- WHAT YOU NEED TO DO
Each line in the entries below that holds the string "link" is to be listed.

Data excerpts

•••••

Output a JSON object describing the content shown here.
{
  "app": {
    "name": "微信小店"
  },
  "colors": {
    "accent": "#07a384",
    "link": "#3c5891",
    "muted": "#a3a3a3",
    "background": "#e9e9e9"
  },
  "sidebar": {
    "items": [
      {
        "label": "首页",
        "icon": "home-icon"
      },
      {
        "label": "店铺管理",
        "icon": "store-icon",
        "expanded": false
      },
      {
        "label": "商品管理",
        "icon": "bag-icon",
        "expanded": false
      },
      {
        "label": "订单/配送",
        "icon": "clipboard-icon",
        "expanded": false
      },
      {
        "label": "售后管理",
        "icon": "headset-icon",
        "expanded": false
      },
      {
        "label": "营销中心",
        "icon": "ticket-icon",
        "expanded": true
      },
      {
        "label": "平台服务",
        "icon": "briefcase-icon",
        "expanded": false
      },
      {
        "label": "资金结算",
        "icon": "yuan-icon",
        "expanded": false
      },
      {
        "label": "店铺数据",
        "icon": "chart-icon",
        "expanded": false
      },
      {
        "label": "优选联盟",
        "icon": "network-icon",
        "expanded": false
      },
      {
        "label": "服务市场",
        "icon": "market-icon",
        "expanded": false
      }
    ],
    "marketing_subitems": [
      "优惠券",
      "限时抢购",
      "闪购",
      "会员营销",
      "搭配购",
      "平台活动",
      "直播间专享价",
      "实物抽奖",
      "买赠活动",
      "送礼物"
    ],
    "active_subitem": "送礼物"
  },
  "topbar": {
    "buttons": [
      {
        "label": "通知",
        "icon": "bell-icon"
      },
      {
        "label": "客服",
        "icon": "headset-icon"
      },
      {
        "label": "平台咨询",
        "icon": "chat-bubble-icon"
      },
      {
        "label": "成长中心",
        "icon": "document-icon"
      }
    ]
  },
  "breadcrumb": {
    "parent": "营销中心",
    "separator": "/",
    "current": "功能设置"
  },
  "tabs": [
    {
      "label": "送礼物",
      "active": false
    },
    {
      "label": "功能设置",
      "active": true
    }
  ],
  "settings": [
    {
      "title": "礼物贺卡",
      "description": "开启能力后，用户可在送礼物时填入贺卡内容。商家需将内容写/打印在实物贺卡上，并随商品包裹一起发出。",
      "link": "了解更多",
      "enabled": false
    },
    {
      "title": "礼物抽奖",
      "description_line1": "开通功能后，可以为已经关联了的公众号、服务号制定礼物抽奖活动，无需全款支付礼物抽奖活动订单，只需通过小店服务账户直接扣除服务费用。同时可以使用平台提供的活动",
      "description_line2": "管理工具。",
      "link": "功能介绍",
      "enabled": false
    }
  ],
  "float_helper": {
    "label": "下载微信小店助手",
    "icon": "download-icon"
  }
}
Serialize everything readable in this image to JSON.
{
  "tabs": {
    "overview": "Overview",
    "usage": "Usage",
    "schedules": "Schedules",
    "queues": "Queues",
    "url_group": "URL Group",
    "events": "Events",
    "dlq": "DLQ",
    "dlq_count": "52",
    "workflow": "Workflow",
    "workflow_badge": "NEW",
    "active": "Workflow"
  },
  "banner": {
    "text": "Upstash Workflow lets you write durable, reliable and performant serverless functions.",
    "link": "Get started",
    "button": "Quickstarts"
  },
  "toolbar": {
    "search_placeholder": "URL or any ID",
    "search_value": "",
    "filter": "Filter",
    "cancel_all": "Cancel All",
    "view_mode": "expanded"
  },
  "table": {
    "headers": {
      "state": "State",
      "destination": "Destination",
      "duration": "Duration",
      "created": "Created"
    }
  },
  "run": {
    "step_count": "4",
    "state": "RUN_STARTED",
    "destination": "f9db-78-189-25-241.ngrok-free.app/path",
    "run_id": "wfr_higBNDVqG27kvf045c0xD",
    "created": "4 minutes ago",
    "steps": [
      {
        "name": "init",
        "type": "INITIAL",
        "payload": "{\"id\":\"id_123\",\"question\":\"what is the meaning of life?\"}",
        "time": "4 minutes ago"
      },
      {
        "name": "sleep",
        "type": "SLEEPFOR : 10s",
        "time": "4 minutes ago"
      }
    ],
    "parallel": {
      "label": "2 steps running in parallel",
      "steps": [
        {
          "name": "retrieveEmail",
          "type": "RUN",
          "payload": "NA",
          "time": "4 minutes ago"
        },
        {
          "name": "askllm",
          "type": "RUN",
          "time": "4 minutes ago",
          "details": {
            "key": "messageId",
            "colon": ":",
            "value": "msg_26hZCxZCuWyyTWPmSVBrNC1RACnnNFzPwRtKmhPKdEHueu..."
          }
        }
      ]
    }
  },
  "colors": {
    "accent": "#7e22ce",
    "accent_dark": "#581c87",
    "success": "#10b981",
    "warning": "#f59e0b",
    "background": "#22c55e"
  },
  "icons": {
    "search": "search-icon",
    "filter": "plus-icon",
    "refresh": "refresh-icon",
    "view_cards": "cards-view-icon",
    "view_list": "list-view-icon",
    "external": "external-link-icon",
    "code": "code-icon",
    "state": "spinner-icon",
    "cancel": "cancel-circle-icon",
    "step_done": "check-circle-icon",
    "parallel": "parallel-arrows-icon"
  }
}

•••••

- TASK ANSWER
    "link": "#3c5891",
      "link": "了解更多",
      "link": "功能介绍",
    "link": "Get started",
    "external": "external-link-icon",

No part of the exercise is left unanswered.